▸ **TASK MATERIAL**
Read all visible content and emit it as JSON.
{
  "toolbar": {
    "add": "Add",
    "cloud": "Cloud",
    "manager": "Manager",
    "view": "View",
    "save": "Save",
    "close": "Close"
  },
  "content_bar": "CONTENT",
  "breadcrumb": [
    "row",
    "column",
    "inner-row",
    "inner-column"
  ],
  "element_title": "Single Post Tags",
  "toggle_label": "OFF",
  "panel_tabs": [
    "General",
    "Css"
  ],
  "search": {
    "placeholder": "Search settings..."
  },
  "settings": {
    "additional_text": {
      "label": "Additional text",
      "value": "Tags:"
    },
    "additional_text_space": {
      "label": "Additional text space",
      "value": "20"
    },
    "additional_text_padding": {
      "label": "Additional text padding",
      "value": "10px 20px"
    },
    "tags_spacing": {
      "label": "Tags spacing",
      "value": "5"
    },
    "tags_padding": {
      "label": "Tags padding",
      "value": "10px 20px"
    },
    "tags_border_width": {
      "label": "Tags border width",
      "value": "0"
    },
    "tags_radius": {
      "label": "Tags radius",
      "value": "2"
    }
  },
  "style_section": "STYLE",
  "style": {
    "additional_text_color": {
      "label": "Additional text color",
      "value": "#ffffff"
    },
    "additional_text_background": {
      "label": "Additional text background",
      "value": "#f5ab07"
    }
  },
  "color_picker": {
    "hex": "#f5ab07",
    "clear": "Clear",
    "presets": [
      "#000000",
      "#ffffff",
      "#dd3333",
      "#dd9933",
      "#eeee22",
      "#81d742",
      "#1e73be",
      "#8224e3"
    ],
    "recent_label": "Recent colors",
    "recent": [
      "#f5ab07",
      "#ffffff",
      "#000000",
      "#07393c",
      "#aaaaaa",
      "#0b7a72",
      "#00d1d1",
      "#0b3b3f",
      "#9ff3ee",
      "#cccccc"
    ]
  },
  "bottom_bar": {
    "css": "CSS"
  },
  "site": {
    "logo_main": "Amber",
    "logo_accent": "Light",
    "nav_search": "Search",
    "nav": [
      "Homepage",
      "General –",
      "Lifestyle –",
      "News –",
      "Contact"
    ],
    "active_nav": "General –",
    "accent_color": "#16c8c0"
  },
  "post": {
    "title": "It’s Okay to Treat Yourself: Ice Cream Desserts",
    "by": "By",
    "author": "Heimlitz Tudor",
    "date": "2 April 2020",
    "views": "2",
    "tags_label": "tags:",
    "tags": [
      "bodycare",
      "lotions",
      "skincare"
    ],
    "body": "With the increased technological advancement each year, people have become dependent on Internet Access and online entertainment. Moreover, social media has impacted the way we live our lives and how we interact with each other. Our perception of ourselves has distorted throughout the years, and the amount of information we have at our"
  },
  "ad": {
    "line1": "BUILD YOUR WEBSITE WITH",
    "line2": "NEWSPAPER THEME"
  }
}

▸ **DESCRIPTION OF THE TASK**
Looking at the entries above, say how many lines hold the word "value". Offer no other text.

▸ **ANSWER TO THE PROBLEM**
9